Tsai Ming-Liang's first feature in five years is a mysterious and alienating series of tableaus about the fragility of flesh and the smallness of humanity.
Here's a movie with visual invention and imagination up the wazoo. “Micmacs” is a whimsical fantasy about how a weapons manufacturer is set upon by a man with a bullet in his head and a motley crew of weirdos who live in a cave inside a junkyard. It may be a little too much for one meal.
I say this with reluctance, because this kind of visual energy is rarely found in the movies. I should be grateful for the change after several recent films in which the camera freezes in its tracks and stares stupefied at the action. I suppose I am. But the invention upstages the story without seeming necessary to it.

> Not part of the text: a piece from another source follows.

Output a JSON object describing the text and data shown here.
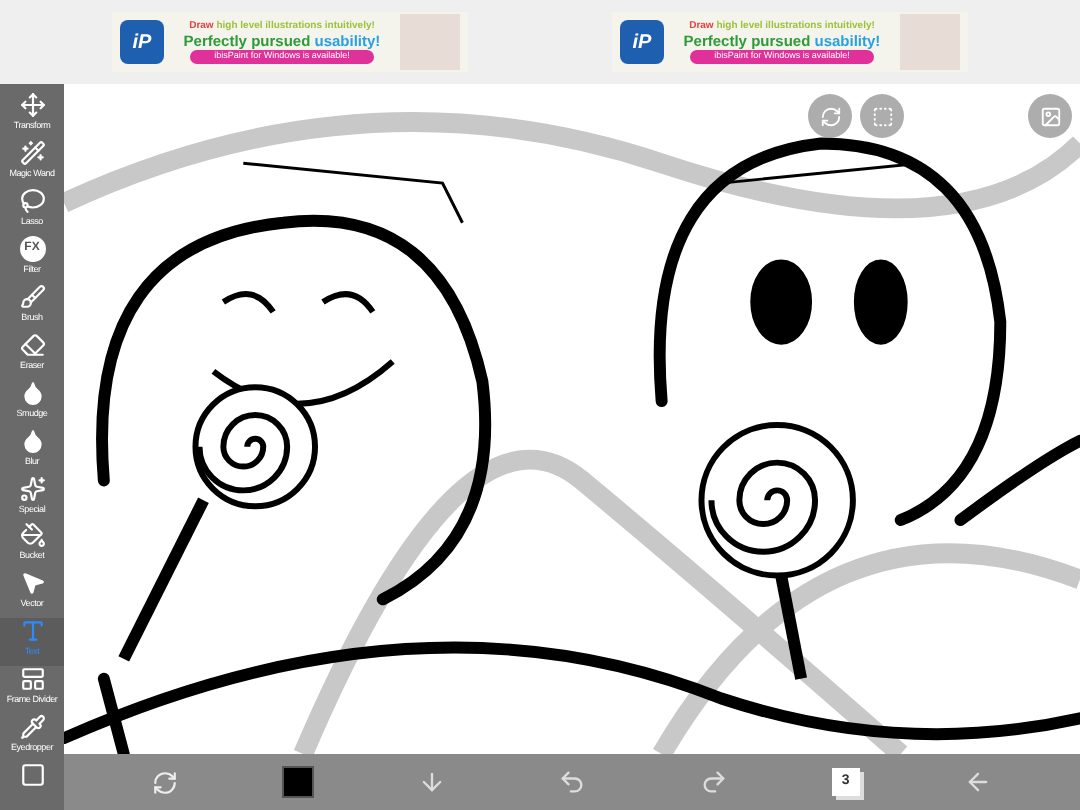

The director is Jean-Pierre Jeunet. Recall his magical “Amelie” (2001) and “A Very Long Engagement” (2004), and you'll understand its fancies. Recall his “City Of Lost Children” (1995), and you'll understand its problems. In an age when special effects can show us almost anything, there can come a tipping point when a movie is essentially only showing off. I'm not flatly against that, but in general, I like to delude myself that the story is in the foreground. It's a judgment call. You may enjoy “Micmacs” more than I did.

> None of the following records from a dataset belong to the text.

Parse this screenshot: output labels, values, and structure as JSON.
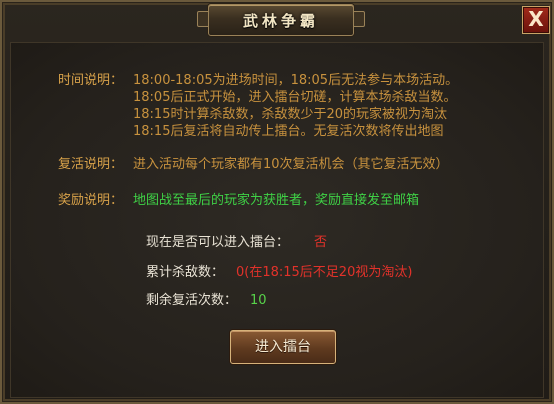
{
  "window": {
    "title": "武林争霸",
    "close_label": "X"
  },
  "rules": {
    "time_label": "时间说明：",
    "time_lines": [
      "18:00-18:05为进场时间，18:05后无法参与本场活动。",
      "18:05后正式开始，进入擂台切磋，计算本场杀敌当数。",
      "18:15时计算杀敌数，杀敌数少于20的玩家被视为淘汰",
      "18:15后复活将自动传上擂台。无复活次数将传出地图"
    ],
    "revive_label": "复活说明：",
    "revive_text": "进入活动每个玩家都有10次复活机会（其它复活无效）",
    "reward_label": "奖励说明：",
    "reward_text": "地图战至最后的玩家为获胜者，奖励直接发至邮箱"
  },
  "status": {
    "can_enter_label": "现在是否可以进入擂台：",
    "can_enter_value": "否",
    "kills_label": "累计杀敌数：",
    "kills_value": "0(在18:15后不足20视为淘汰)",
    "revives_label": "剩余复活次数：",
    "revives_value": "10"
  },
  "actions": {
    "enter_label": "进入擂台"
  },
  "colors": {
    "label": "#d8a24a",
    "reward": "#3fd146",
    "value_red": "#e2322a",
    "value_green": "#58d34a"
  }
}
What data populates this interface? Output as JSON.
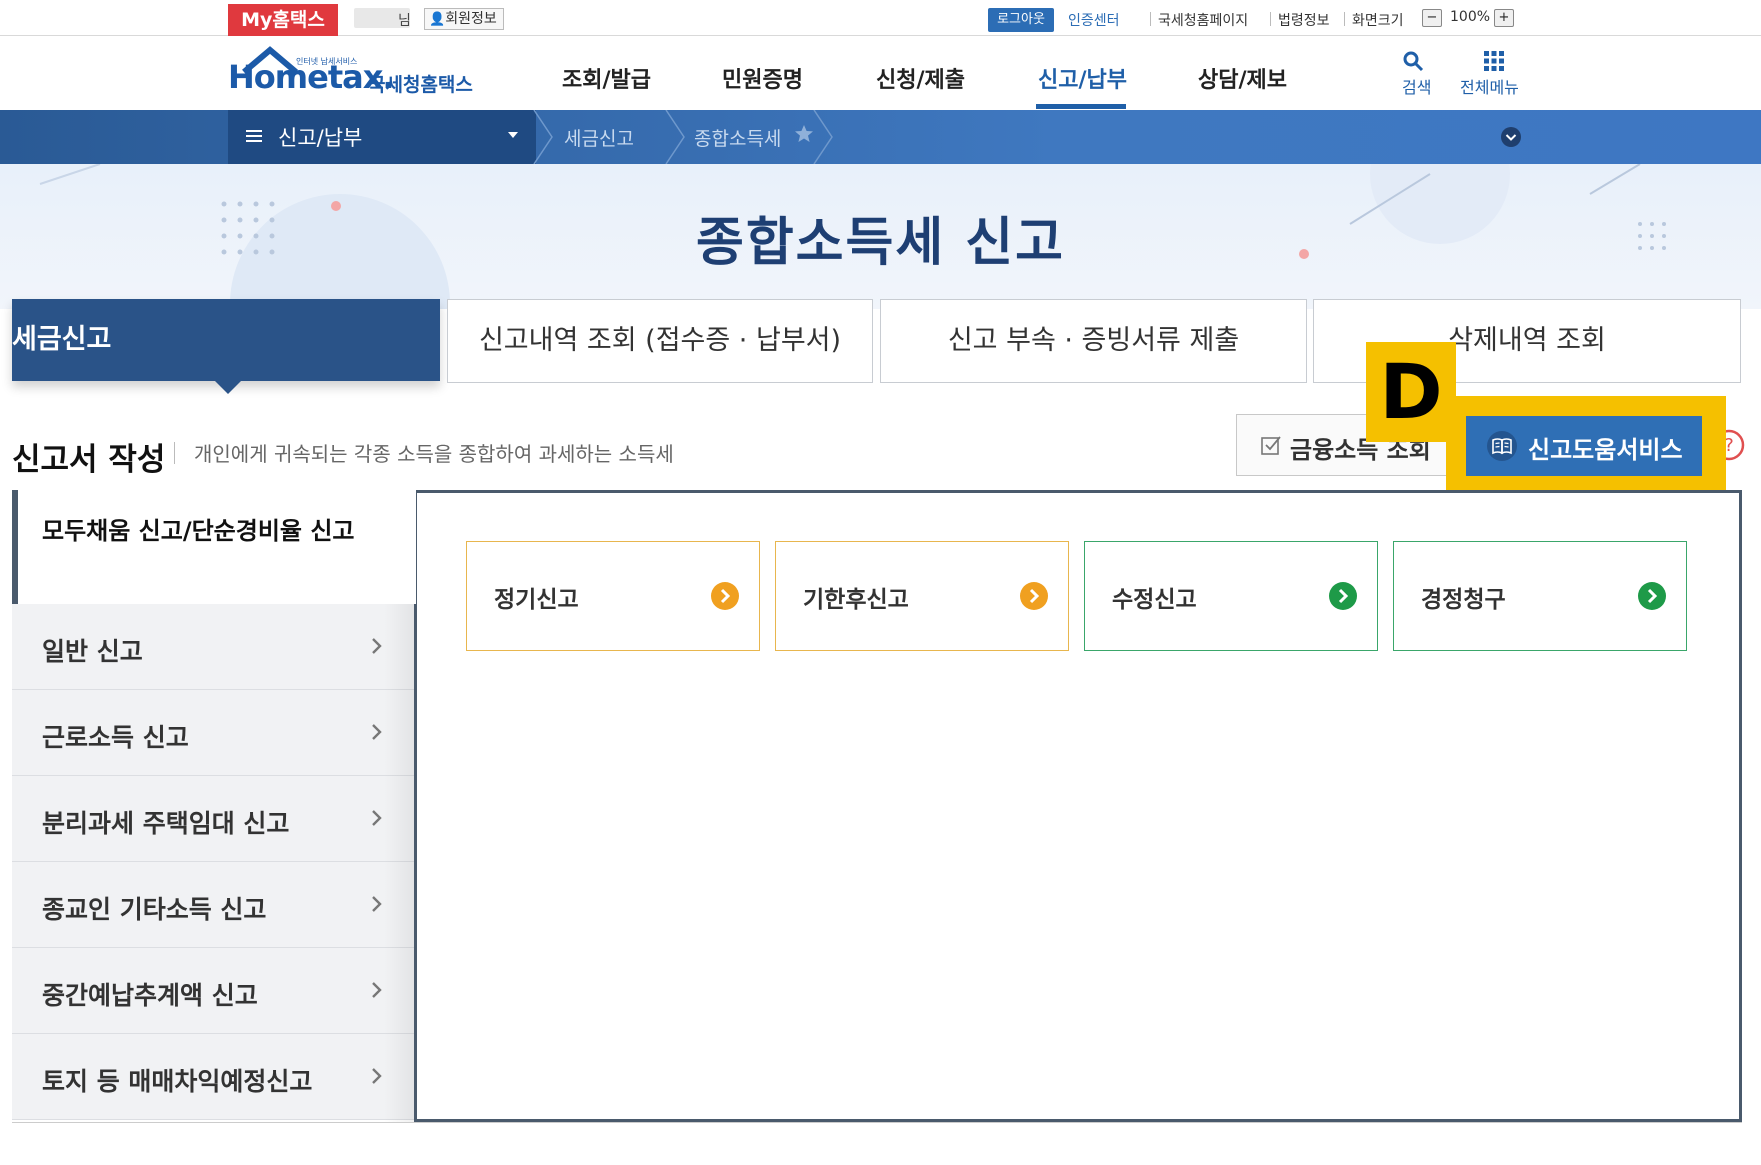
{
  "utility_bar": {
    "my_hometax": "My홈택스",
    "user_suffix": "님",
    "member_info": "회원정보",
    "logout": "로그아웃",
    "cert_center": "인증센터",
    "links": [
      "국세청홈페이지",
      "법령정보",
      "화면크기"
    ],
    "zoom_minus": "−",
    "zoom_level": "100%",
    "zoom_plus": "+"
  },
  "header": {
    "logo_text": "Hometax.",
    "logo_small": "인터넷 납세서비스",
    "logo_kor": "국세청홈택스",
    "gnb": [
      "조회/발급",
      "민원증명",
      "신청/제출",
      "신고/납부",
      "상담/제보"
    ],
    "gnb_active_index": 3,
    "search_label": "검색",
    "all_menu_label": "전체메뉴"
  },
  "location": {
    "menu_label": "신고/납부",
    "crumbs": [
      "세금신고",
      "종합소득세"
    ]
  },
  "hero": {
    "title": "종합소득세 신고"
  },
  "tabs": [
    {
      "label": "세금신고",
      "active": true
    },
    {
      "label": "신고내역 조회 (접수증 · 납부서)",
      "active": false
    },
    {
      "label": "신고 부속 · 증빙서류 제출",
      "active": false
    },
    {
      "label": "삭제내역 조회",
      "active": false
    }
  ],
  "section": {
    "title": "신고서 작성",
    "description": "개인에게 귀속되는 각종 소득을 종합하여 과세하는 소득세",
    "fin_income_button": "금융소득 조회",
    "help_button": "신고도움서비스",
    "help_badge": "D"
  },
  "sidebar": {
    "active_label": "모두채움 신고/단순경비율 신고",
    "items": [
      "일반 신고",
      "근로소득 신고",
      "분리과세 주택임대 신고",
      "종교인 기타소득 신고",
      "중간예납추계액 신고",
      "토지 등 매매차익예정신고"
    ]
  },
  "cards": [
    {
      "label": "정기신고",
      "color": "#f0a020",
      "border": "#e8b64e"
    },
    {
      "label": "기한후신고",
      "color": "#f0a020",
      "border": "#e8b64e"
    },
    {
      "label": "수정신고",
      "color": "#1e9a48",
      "border": "#3aa66a"
    },
    {
      "label": "경정청구",
      "color": "#1e9a48",
      "border": "#3aa66a"
    }
  ],
  "colors": {
    "brand_blue": "#1f5fa8",
    "navy": "#2a5388",
    "highlight": "#f5c000"
  }
}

The story is about a sad-sack video store clerk named Bazil (Dany Boon). His father was killed by a land mine. As a child, opening a box of his father's effects, he finds the trademark of the land mine's manufacturer. Bazil grows up into a feckless young man who passes his time in the video store by reciting the dialogue of movies in sync with the playback. One day, after a series of shall we say improbable events, he's shot in the forehead. The doc flips a coin and decides to leave in the bullet (which was made by the same manufacturer as the land mine), even though Bazil could die at any moment.
Naturally, he's replaced at work. He's taken under the wing of a band of scavengers who live in a sort of Aladdin's Cave inside a mound of junk. This may sound sordid, but it's not. Imagine Steampunk Heaven. These people have the resources of a troupe of itinerant troubadours. They could start their own circus.
There's the contortionist named Elastic Girl (Julie Ferrier). The Guinness Book obsessed-type named Buster (Dominique Pinon). A master thief named Slammer (Jean-Pierre Marielle), perhaps because of where he's spent a lot of time. A woman, Calculator (Marie-Julie Baup), whose mind does mathematical wonders. A sage from the Congo (Omar Sy) who speaks in Fortune Cookie. And Mama Chow (Yolande Moreau), who feeds and mothers them. Oh, and a human cannonball.
These oddballs enlist in Bazil's cause so quickly, he hardly realizes he has a cause. Conspiring with him to destroy the enterprises of the munitions manufacturer, they zero in on the chief malefactor, Nicolas Thibault de Fenouillet (Andre Dussollier), and hatch schemes so improbably labyrinthine that Rube Goldberg would have advised them to dial down.
The production values of the film are splendid. Jeunet's camera is so liberated that “Micmacs” might as well be animated. But there's a lack of urgency. The characters seem defined by the requirements of the plot. Dany Boon, in the lead, seems to be mostly along for the ride. The villain de Fenouillet is the most compelling character, particularly because of his fondness for collecting spare parts from the cadavers of evil men.
I look at a film like this and must respect it for its ingenuity and love of detail. Then I remember “Amelie” and its heroine played by Audrey Tautou, and I understand what's wrong: There's nobody in the story who much makes us care.
This message came to me from a reader named Peter Svensland. He and a fr...
A new look at the role of hero and villain in Ridley Scott's "Blade Runner."
Part ten in Scout Tafoya's The Unloved series tackles "The Village."
White privilege, lived.